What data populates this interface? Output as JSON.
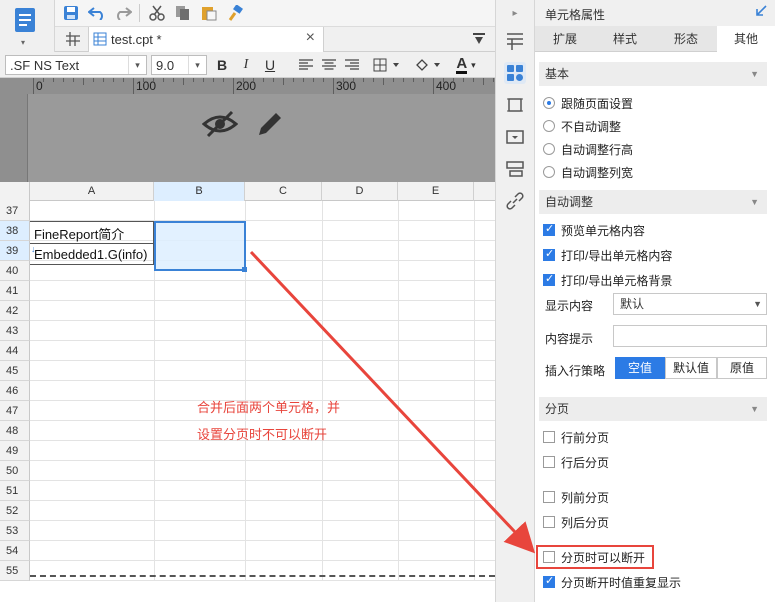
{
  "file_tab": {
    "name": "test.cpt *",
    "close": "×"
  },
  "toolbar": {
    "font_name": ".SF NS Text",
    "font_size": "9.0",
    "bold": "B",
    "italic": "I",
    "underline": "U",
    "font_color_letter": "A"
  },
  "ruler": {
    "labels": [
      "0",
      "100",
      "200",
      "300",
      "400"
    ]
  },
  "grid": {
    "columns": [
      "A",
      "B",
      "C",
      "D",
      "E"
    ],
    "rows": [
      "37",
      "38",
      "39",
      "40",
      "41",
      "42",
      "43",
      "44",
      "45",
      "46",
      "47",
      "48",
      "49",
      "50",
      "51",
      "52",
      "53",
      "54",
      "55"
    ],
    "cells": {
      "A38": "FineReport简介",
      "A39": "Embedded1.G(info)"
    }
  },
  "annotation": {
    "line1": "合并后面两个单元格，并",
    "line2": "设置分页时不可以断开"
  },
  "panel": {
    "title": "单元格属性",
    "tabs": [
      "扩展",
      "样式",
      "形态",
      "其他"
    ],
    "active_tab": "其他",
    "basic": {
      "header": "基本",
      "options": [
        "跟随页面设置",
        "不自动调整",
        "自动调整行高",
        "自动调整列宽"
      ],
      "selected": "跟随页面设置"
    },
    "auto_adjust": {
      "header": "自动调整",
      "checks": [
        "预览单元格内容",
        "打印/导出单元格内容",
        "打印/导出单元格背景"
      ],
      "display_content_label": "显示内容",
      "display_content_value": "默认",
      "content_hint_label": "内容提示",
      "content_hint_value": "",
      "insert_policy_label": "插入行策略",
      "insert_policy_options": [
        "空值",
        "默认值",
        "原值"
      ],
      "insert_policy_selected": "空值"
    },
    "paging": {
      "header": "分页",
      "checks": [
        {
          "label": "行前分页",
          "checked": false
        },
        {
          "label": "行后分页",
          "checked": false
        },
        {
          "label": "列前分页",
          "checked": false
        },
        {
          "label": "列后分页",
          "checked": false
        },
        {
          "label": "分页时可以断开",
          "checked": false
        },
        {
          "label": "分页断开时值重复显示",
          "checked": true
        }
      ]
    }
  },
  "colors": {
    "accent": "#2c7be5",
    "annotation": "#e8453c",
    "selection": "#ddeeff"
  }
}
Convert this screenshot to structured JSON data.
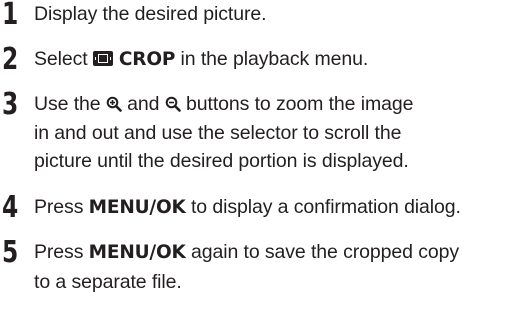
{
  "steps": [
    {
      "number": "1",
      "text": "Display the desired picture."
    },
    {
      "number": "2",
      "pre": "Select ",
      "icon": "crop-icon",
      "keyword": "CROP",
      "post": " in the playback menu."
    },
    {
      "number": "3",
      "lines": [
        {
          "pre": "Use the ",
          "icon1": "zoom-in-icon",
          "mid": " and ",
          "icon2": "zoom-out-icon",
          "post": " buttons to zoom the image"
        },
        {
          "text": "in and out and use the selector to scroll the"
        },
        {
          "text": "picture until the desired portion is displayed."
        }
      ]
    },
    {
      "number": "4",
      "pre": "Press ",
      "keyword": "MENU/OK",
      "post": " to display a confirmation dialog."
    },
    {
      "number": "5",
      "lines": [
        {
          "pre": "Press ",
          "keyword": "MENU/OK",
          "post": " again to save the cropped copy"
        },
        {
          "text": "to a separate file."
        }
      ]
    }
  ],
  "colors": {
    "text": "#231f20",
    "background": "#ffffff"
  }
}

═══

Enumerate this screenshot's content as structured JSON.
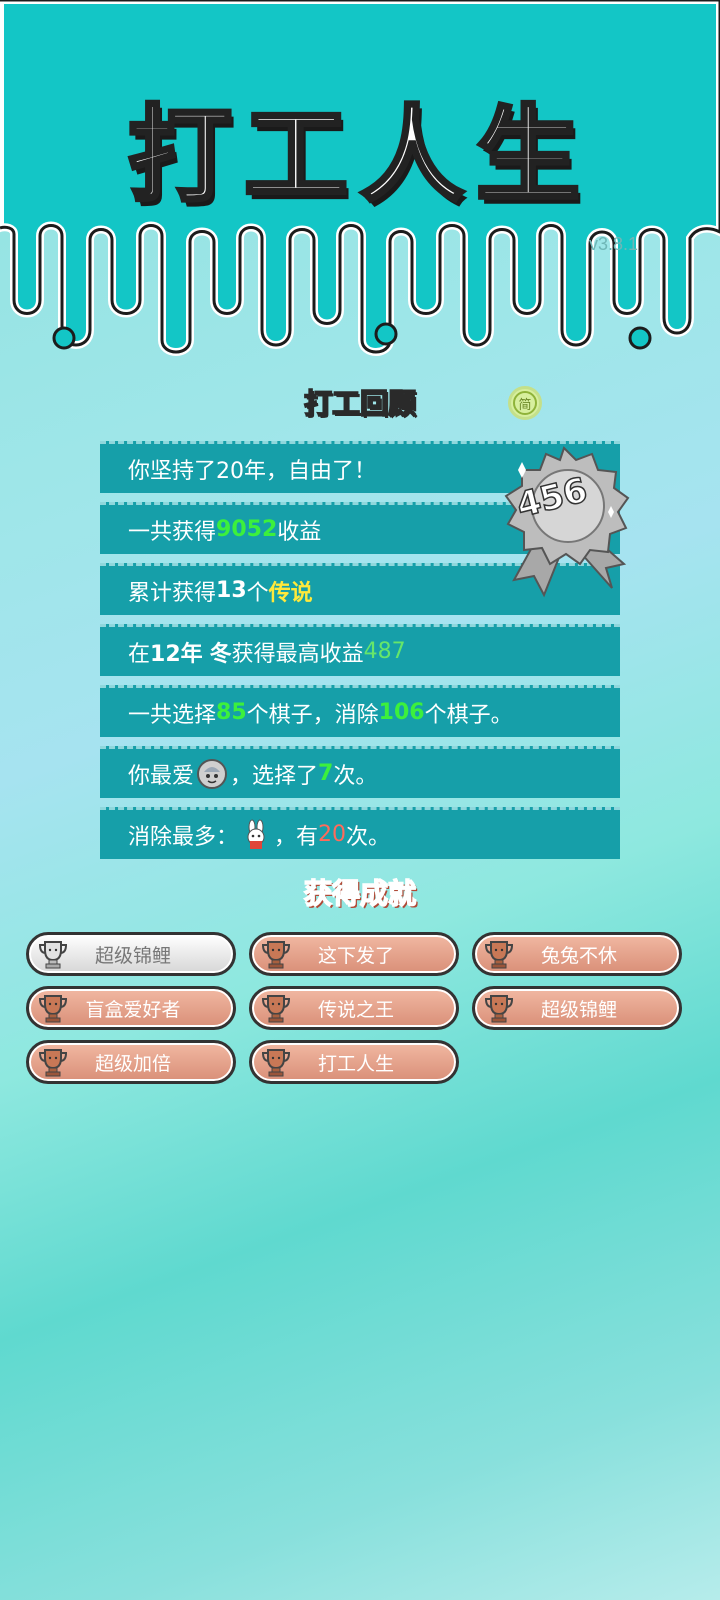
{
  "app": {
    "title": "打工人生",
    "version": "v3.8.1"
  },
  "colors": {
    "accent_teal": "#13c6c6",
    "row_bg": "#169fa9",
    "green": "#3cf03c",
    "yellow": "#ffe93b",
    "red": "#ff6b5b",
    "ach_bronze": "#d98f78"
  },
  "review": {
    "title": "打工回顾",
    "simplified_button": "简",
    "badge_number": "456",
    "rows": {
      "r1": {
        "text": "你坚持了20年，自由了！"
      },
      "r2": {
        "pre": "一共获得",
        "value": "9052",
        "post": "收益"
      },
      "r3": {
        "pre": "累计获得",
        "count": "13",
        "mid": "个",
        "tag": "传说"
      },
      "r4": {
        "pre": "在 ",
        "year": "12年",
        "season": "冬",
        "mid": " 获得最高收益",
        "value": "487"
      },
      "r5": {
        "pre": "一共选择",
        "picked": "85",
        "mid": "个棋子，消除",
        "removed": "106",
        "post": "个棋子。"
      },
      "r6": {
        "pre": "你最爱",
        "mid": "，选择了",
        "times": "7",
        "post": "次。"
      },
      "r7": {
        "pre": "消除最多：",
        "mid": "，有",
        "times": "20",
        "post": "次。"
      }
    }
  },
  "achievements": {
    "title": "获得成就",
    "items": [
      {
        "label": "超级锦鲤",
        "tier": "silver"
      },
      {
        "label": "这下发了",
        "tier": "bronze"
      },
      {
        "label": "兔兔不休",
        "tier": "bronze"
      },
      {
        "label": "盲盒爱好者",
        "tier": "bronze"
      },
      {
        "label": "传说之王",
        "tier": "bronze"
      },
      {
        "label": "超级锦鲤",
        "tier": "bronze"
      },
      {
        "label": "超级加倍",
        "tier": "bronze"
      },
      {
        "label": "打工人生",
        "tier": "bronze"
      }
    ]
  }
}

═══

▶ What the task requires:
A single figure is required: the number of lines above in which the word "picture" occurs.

▶ Task answer:
2